A week or so ago, I was given the launch day for my debut novel, ‘Searching for Steven’. I knew it was going to be June but I’d got it into my head it would probably be late June. It’s Wednesday June 3rd! Eek! That’s only just over four months away!
Things are starting to happen. I’ve had my marketing plan from my lovely publishers, So Vain Books, and I’ve had a first draft of my book cover to check I like the concept. Either late next week or early the week after, I should receive my line edits. I have no idea what this will entail. I’ve been very lucky because my structural edits which I received in October last year required very little work. I was asked to address two points in the book where it seemed like the action didn’t quite end. This required an additional sentence in each case so very easy. I was also asked to tone down a chapter where a character was a bit under the influence. When I re-read it, I could see it was a bit over the top and my publishers suggested a slight tweak that I was able to run with. I think the chapter is much better as a result. The challenging part was the start. I thought I’d already blogged about this but I’ve looked back over my posts and I can’t see one. Please forgive me if I have covered this already and am just not seeing it!
Going back and re-writing the start of ‘Steven’ was my worst nightmare because it has been my nemesis in the decade I’ve been working on the book. I am not exaggerating when I say there have been about 40-50 different starts. In ‘Steven’, my protagonist Sarah moves back to her seaside hometown of Whitsborough Bay in North Yorkshire to take over her Auntie Kay’s florist shop. In early versions of the book, this was because Auntie Kay had died and Sarah had inherited the shop. I therefore had the book starting at a funeral, a will-reading, sitting in a cafe with her best friend reflecting on the loss, getting a phone call at home with the news of the death and about six or seven other variations around this theme. Then a writing friend read one of the variations and cried, ‘No! You can’t kill Auntie Kay!’ And I suddenly realised she was right. Although Auntie Kay was dead in my book, she’d become a real character in my head and I’d grown to really like her. But why else would Sarah move back home and take over the florists if her Auntie hadn’t died. Then it struck me: she could decide to retire and travel the world. Perfect. Auntie Kay was very happy to receive this news instead of a death certificate! Great news for her but not so great for me. How would I start the book now?
The answer was pretty much anywhere. I had Sarah at work missing out on a promotion, at home ending a rubbish relationship, travelling home to Whitsborough Bay after she’d split up with the boyfriend, or being in Auntie Kay’s shop and being told the news that she wanted to give the shop to Sarah to name just a few. I started the story when she was in primary school. I started the story when she was in senior school. I started the story in so many different guises that my head was spinning!

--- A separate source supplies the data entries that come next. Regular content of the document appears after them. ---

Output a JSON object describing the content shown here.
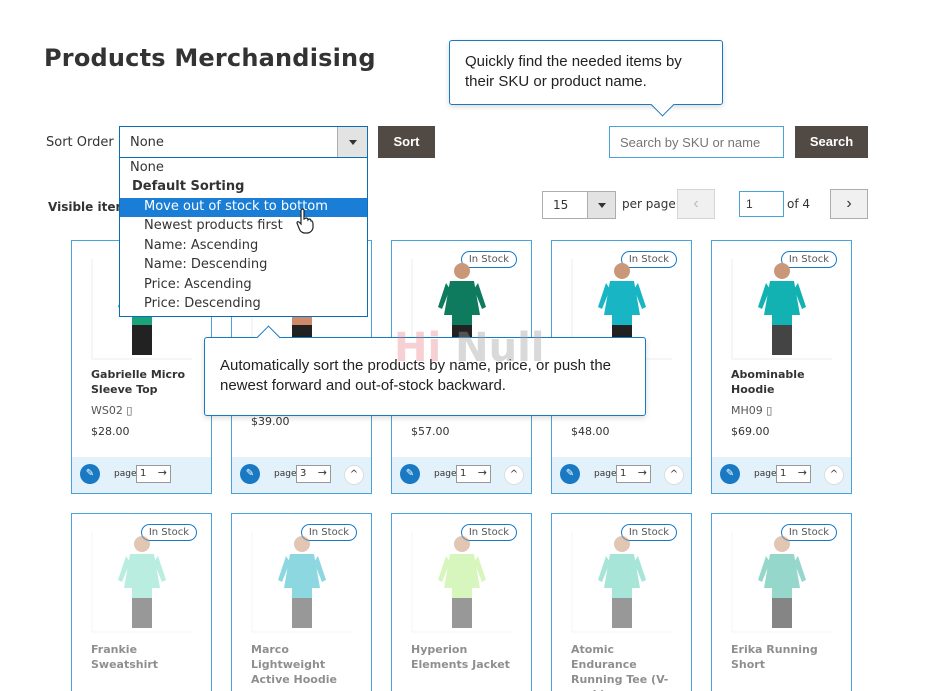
{
  "page": {
    "title": "Products Merchandising"
  },
  "sort": {
    "label": "Sort Order",
    "selected": "None",
    "button": "Sort",
    "options": [
      {
        "label": "None",
        "kind": "option"
      },
      {
        "label": "Default Sorting",
        "kind": "group"
      },
      {
        "label": "Move out of stock to bottom",
        "kind": "option",
        "highlighted": true
      },
      {
        "label": "Newest products first",
        "kind": "option"
      },
      {
        "label": "Name: Ascending",
        "kind": "option"
      },
      {
        "label": "Name: Descending",
        "kind": "option"
      },
      {
        "label": "Price: Ascending",
        "kind": "option"
      },
      {
        "label": "Price: Descending",
        "kind": "option"
      }
    ]
  },
  "search": {
    "placeholder": "Search by SKU or name",
    "button": "Search"
  },
  "toolbar": {
    "visible_label": "Visible item",
    "per_page_value": "15",
    "per_page_label": "per page",
    "prev_icon": "‹",
    "next_icon": "›",
    "current_page": "1",
    "of_label": "of 4"
  },
  "tooltips": {
    "search_tip": "Quickly find the needed items by their SKU or product name.",
    "sort_tip": "Automatically sort the products by name, price, or push the newest forward and out-of-stock backward."
  },
  "watermark": {
    "a": "Hi",
    "b": "Null"
  },
  "products_row1": [
    {
      "name": "Gabrielle Micro Sleeve Top",
      "sku": "WS02",
      "price": "$28.00",
      "badge": "",
      "page": "1",
      "color": "#1aa37a",
      "kind": "woman"
    },
    {
      "name": "",
      "sku": "",
      "price": "$39.00",
      "badge": "",
      "page": "3",
      "color": "#d08a6a",
      "kind": "woman"
    },
    {
      "name": "",
      "sku": "",
      "price": "$57.00",
      "badge": "In Stock",
      "page": "1",
      "color": "#0e7b5e",
      "kind": "woman"
    },
    {
      "name": "",
      "sku": "",
      "price": "$48.00",
      "badge": "In Stock",
      "page": "1",
      "color": "#18b6c4",
      "kind": "woman"
    },
    {
      "name": "Abominable Hoodie",
      "sku": "MH09",
      "price": "$69.00",
      "badge": "In Stock",
      "page": "1",
      "color": "#13b2b2",
      "kind": "man"
    }
  ],
  "products_row2": [
    {
      "name": "Frankie Sweatshirt",
      "badge": "In Stock",
      "color": "#7fe0c8",
      "kind": "man"
    },
    {
      "name": "Marco Lightweight Active Hoodie",
      "badge": "In Stock",
      "color": "#2fb8c8",
      "kind": "man"
    },
    {
      "name": "Hyperion Elements Jacket",
      "badge": "In Stock",
      "color": "#b8f08a",
      "kind": "man"
    },
    {
      "name": "Atomic Endurance Running Tee (V-neck)",
      "badge": "In Stock",
      "color": "#5fd0b8",
      "kind": "man"
    },
    {
      "name": "Erika Running Short",
      "badge": "In Stock",
      "color": "#3fb8a0",
      "kind": "woman"
    }
  ],
  "card_footer": {
    "page_label": "page",
    "go_icon": "→",
    "pin_icon": "✎",
    "up_icon": "^"
  }
}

In summer 2013, I attended the RNA’s annual conference and pitched the book to two publishers. They both loved the premise and my voice which was incredibly flattering. They also both wanted to see the full manuscript. At this point, it started with Sarah travelling home to see Auntie Kay and getting the news about the shop. The MS had been way too long so I’d cut out a lot of what went before around ending a rubbish relationship in order to get on with the main story. One editor liked it but wanted to see a bit more action e.g. splitting up with the boyfriend (the chapter I’d cut) before going home. The other wanted more of a motivation as to why she was so keen to meet The One (it is a romance story, after all). Both their comments triggered a lightbulb moment and I came up with a start to the book that got the action and the motivation. Yippee!
Problem was, although So Vain Books loved it, they were concerned that it might set the wrong tone for the book with anyone dipping into the first chapter before buying. They were absolutely right. The book is fairly light-hearted and the beginning wasn’t.
I emailed them to say I’d be delighted to make a change to the start but HELP!!!!! I explained my million variations. At one point, I’d written a chapter that I did really love and I still had it. I felt it might be what they were looking for. I edited it a bit as some of the points made in it were no longer relevant to the rest of the story and sent it over. They loved it. Phew!
So now I wait to see what the final editing stage will bring. In the meantime, I’ve pretty much written the first draft of book 3. It needs a lot of editing as I’ve made a major change to it which I’ll talk about in another post but it’s been really timely because, as a result of finishing the trilogy, I know there are some minor tweaks I want to make to ‘Steven’. I want to change the job of a minor character in book 1 who’s a major character in book 3. I want to change the name of a village because I’ve really gone off my original choice of name. I need to change someone’s age. Little things like that. The great thing is that I have the opportunity to still do that. But there will hit a point when I can no longer tinker. Very scary!
I’m now really pleased with the start of ‘Steven’. It’s been a very painful process but I’ve got there. Funnily enough, the start to the two sequels has caused me no problems at all. I tinkered a bit with book 2 and book 3 hasn’t changed at all. Whether I planned it better because I didn’t want to go through the pain of book 1 again or whether it was easier to know where to start when the book’s a sequel, I’m not sure. Whatever the reason, I’m glad I don’t have to go through it again. Unless, of course, my publisher doesn’t like the start of either book. But we’ll cross that bridge if we come to it.
Happy reading and writing 🙂 xx